# Task statement:
The entries below should be quoted exactly, with no pictures carried over.

____ Data for this task

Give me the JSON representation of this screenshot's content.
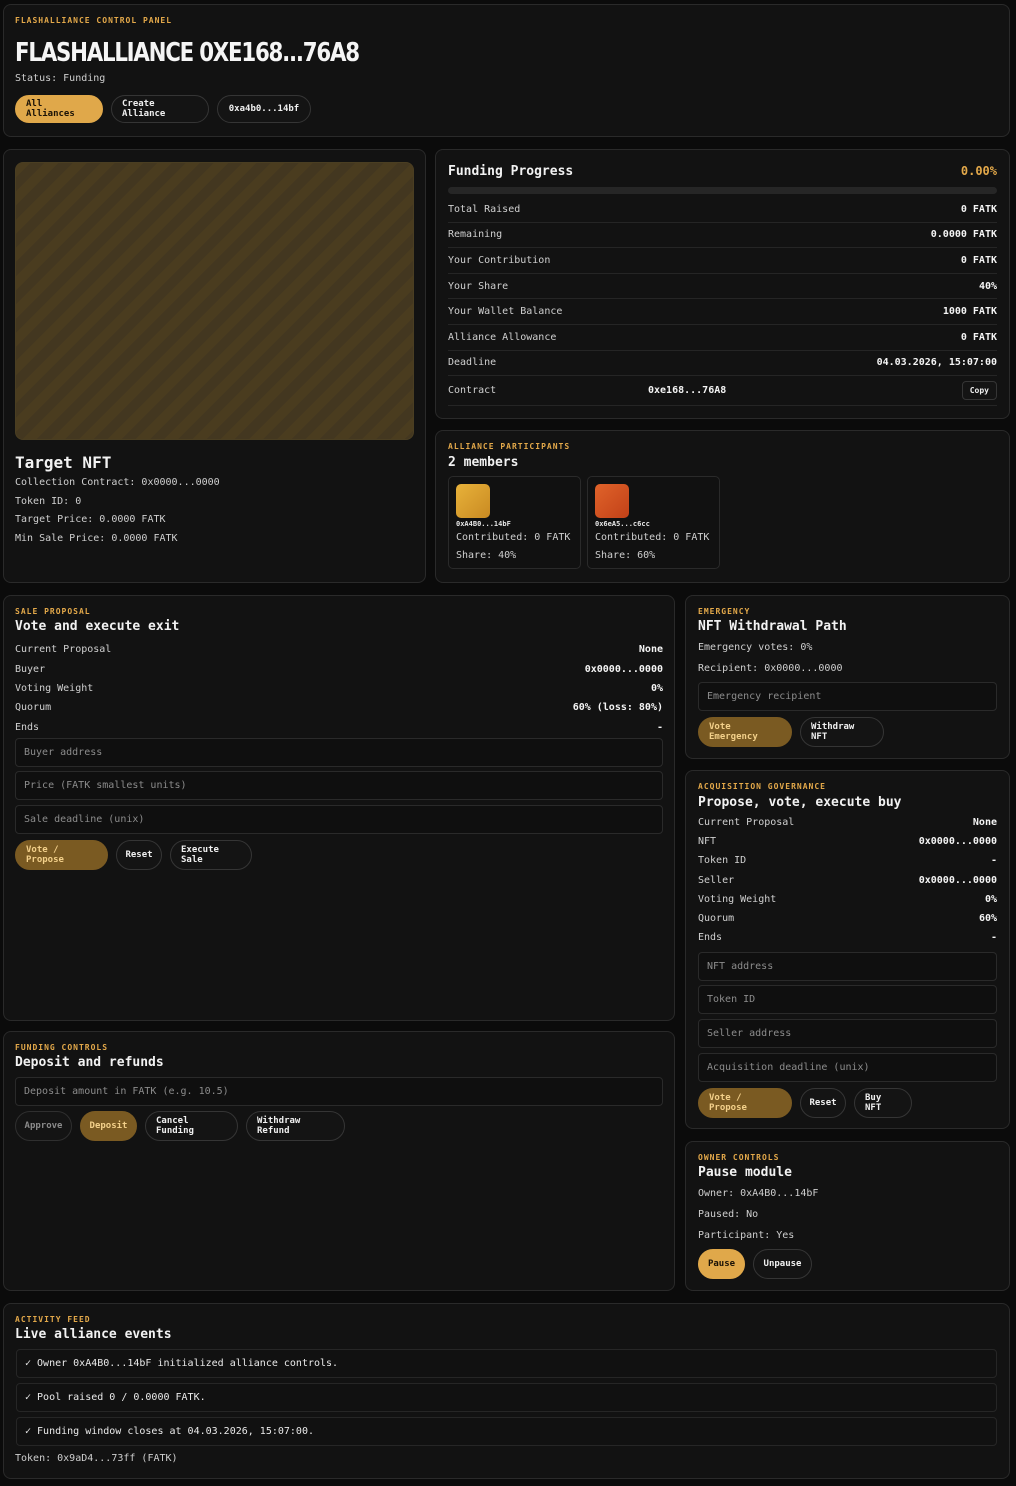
{
  "header": {
    "eyebrow": "FLASHALLIANCE CONTROL PANEL",
    "title": "FLASHALLIANCE 0XE168...76A8",
    "status": "Status: Funding",
    "buttons": [
      "All Alliances",
      "Create Alliance",
      "0xa4b0...14bf"
    ]
  },
  "nft": {
    "title": "Target NFT",
    "collection": "Collection Contract: 0x0000...0000",
    "token_id": "Token ID: 0",
    "target_price": "Target Price: 0.0000 FATK",
    "min_sale": "Min Sale Price: 0.0000 FATK"
  },
  "funding": {
    "title": "Funding Progress",
    "percent_label": "0.00%",
    "progress": 0,
    "rows": [
      {
        "label": "Total Raised",
        "value": "0 FATK"
      },
      {
        "label": "Remaining",
        "value": "0.0000 FATK"
      },
      {
        "label": "Your Contribution",
        "value": "0 FATK"
      },
      {
        "label": "Your Share",
        "value": "40%"
      },
      {
        "label": "Your Wallet Balance",
        "value": "1000 FATK"
      },
      {
        "label": "Alliance Allowance",
        "value": "0 FATK"
      },
      {
        "label": "Deadline",
        "value": "04.03.2026, 15:07:00"
      }
    ],
    "contract_label": "Contract",
    "contract_value": "0xe168...76A8",
    "copy_label": "Copy"
  },
  "participants": {
    "eyebrow": "ALLIANCE PARTICIPANTS",
    "title": "2 members",
    "members": [
      {
        "address": "0xA4B0...14bF",
        "contributed": "Contributed: 0 FATK",
        "share": "Share: 40%",
        "color_a": "#e8b23a",
        "color_b": "#c98a22"
      },
      {
        "address": "0x6eA5...c6cc",
        "contributed": "Contributed: 0 FATK",
        "share": "Share: 60%",
        "color_a": "#e0632a",
        "color_b": "#c24118"
      }
    ]
  },
  "sale": {
    "eyebrow": "SALE PROPOSAL",
    "title": "Vote and execute exit",
    "rows": [
      {
        "label": "Current Proposal",
        "value": "None"
      },
      {
        "label": "Buyer",
        "value": "0x0000...0000"
      },
      {
        "label": "Voting Weight",
        "value": "0%"
      },
      {
        "label": "Quorum",
        "value": "60% (loss: 80%)"
      },
      {
        "label": "Ends",
        "value": "-"
      }
    ],
    "placeholders": [
      "Buyer address",
      "Price (FATK smallest units)",
      "Sale deadline (unix)"
    ],
    "buttons": [
      "Vote / Propose",
      "Reset",
      "Execute Sale"
    ]
  },
  "emergency": {
    "eyebrow": "EMERGENCY",
    "title": "NFT Withdrawal Path",
    "votes": "Emergency votes: 0%",
    "recipient": "Recipient: 0x0000...0000",
    "placeholder": "Emergency recipient",
    "buttons": [
      "Vote Emergency",
      "Withdraw NFT"
    ]
  },
  "acquisition": {
    "eyebrow": "ACQUISITION GOVERNANCE",
    "title": "Propose, vote, execute buy",
    "rows": [
      {
        "label": "Current Proposal",
        "value": "None"
      },
      {
        "label": "NFT",
        "value": "0x0000...0000"
      },
      {
        "label": "Token ID",
        "value": "-"
      },
      {
        "label": "Seller",
        "value": "0x0000...0000"
      },
      {
        "label": "Voting Weight",
        "value": "0%"
      },
      {
        "label": "Quorum",
        "value": "60%"
      },
      {
        "label": "Ends",
        "value": "-"
      }
    ],
    "placeholders": [
      "NFT address",
      "Token ID",
      "Seller address",
      "Acquisition deadline (unix)"
    ],
    "buttons": [
      "Vote / Propose",
      "Reset",
      "Buy NFT"
    ]
  },
  "funding_controls": {
    "eyebrow": "FUNDING CONTROLS",
    "title": "Deposit and refunds",
    "placeholder": "Deposit amount in FATK (e.g. 10.5)",
    "buttons": [
      "Approve",
      "Deposit",
      "Cancel Funding",
      "Withdraw Refund"
    ]
  },
  "owner": {
    "eyebrow": "OWNER CONTROLS",
    "title": "Pause module",
    "owner": "Owner: 0xA4B0...14bF",
    "paused": "Paused: No",
    "participant": "Participant: Yes",
    "buttons": [
      "Pause",
      "Unpause"
    ]
  },
  "activity": {
    "eyebrow": "ACTIVITY FEED",
    "title": "Live alliance events",
    "events": [
      "✓ Owner 0xA4B0...14bF initialized alliance controls.",
      "✓ Pool raised 0 / 0.0000 FATK.",
      "✓ Funding window closes at 04.03.2026, 15:07:00."
    ],
    "token": "Token: 0x9aD4...73ff (FATK)"
  },
  "colors": {
    "accent": "#e0a84a",
    "accent_dark": "#7a5a22",
    "background": "#0b0b0b",
    "card": "#121212"
  }
}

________

# Completed task:
Give me the JSON representation of this screenshot's content.
{
  "header": {
    "eyebrow": "FLASHALLIANCE CONTROL PANEL",
    "title": "FLASHALLIANCE 0XE168...76A8",
    "status": "Status: Funding",
    "buttons": [
      "All Alliances",
      "Create Alliance",
      "0xa4b0...14bf"
    ]
  },
  "nft": {
    "title": "Target NFT",
    "collection": "Collection Contract: 0x0000...0000",
    "token_id": "Token ID: 0",
    "target_price": "Target Price: 0.0000 FATK",
    "min_sale": "Min Sale Price: 0.0000 FATK"
  },
  "funding": {
    "title": "Funding Progress",
    "percent_label": "0.00%",
    "progress": 0,
    "rows": [
      {
        "label": "Total Raised",
        "value": "0 FATK"
      },
      {
        "label": "Remaining",
        "value": "0.0000 FATK"
      },
      {
        "label": "Your Contribution",
        "value": "0 FATK"
      },
      {
        "label": "Your Share",
        "value": "40%"
      },
      {
        "label": "Your Wallet Balance",
        "value": "1000 FATK"
      },
      {
        "label": "Alliance Allowance",
        "value": "0 FATK"
      },
      {
        "label": "Deadline",
        "value": "04.03.2026, 15:07:00"
      }
    ],
    "contract_label": "Contract",
    "contract_value": "0xe168...76A8",
    "copy_label": "Copy"
  },
  "participants": {
    "eyebrow": "ALLIANCE PARTICIPANTS",
    "title": "2 members",
    "members": [
      {
        "address": "0xA4B0...14bF",
        "contributed": "Contributed: 0 FATK",
        "share": "Share: 40%",
        "color_a": "#e8b23a",
        "color_b": "#c98a22"
      },
      {
        "address": "0x6eA5...c6cc",
        "contributed": "Contributed: 0 FATK",
        "share": "Share: 60%",
        "color_a": "#e0632a",
        "color_b": "#c24118"
      }
    ]
  },
  "sale": {
    "eyebrow": "SALE PROPOSAL",
    "title": "Vote and execute exit",
    "rows": [
      {
        "label": "Current Proposal",
        "value": "None"
      },
      {
        "label": "Buyer",
        "value": "0x0000...0000"
      },
      {
        "label": "Voting Weight",
        "value": "0%"
      },
      {
        "label": "Quorum",
        "value": "60% (loss: 80%)"
      },
      {
        "label": "Ends",
        "value": "-"
      }
    ],
    "placeholders": [
      "Buyer address",
      "Price (FATK smallest units)",
      "Sale deadline (unix)"
    ],
    "buttons": [
      "Vote / Propose",
      "Reset",
      "Execute Sale"
    ]
  },
  "emergency": {
    "eyebrow": "EMERGENCY",
    "title": "NFT Withdrawal Path",
    "votes": "Emergency votes: 0%",
    "recipient": "Recipient: 0x0000...0000",
    "placeholder": "Emergency recipient",
    "buttons": [
      "Vote Emergency",
      "Withdraw NFT"
    ]
  },
  "acquisition": {
    "eyebrow": "ACQUISITION GOVERNANCE",
    "title": "Propose, vote, execute buy",
    "rows": [
      {
        "label": "Current Proposal",
        "value": "None"
      },
      {
        "label": "NFT",
        "value": "0x0000...0000"
      },
      {
        "label": "Token ID",
        "value": "-"
      },
      {
        "label": "Seller",
        "value": "0x0000...0000"
      },
      {
        "label": "Voting Weight",
        "value": "0%"
      },
      {
        "label": "Quorum",
        "value": "60%"
      },
      {
        "label": "Ends",
        "value": "-"
      }
    ],
    "placeholders": [
      "NFT address",
      "Token ID",
      "Seller address",
      "Acquisition deadline (unix)"
    ],
    "buttons": [
      "Vote / Propose",
      "Reset",
      "Buy NFT"
    ]
  },
  "funding_controls": {
    "eyebrow": "FUNDING CONTROLS",
    "title": "Deposit and refunds",
    "placeholder": "Deposit amount in FATK (e.g. 10.5)",
    "buttons": [
      "Approve",
      "Deposit",
      "Cancel Funding",
      "Withdraw Refund"
    ]
  },
  "owner": {
    "eyebrow": "OWNER CONTROLS",
    "title": "Pause module",
    "owner": "Owner: 0xA4B0...14bF",
    "paused": "Paused: No",
    "participant": "Participant: Yes",
    "buttons": [
      "Pause",
      "Unpause"
    ]
  },
  "activity": {
    "eyebrow": "ACTIVITY FEED",
    "title": "Live alliance events",
    "events": [
      "✓ Owner 0xA4B0...14bF initialized alliance controls.",
      "✓ Pool raised 0 / 0.0000 FATK.",
      "✓ Funding window closes at 04.03.2026, 15:07:00."
    ],
    "token": "Token: 0x9aD4...73ff (FATK)"
  },
  "colors": {
    "accent": "#e0a84a",
    "accent_dark": "#7a5a22",
    "background": "#0b0b0b",
    "card": "#121212"
  }
}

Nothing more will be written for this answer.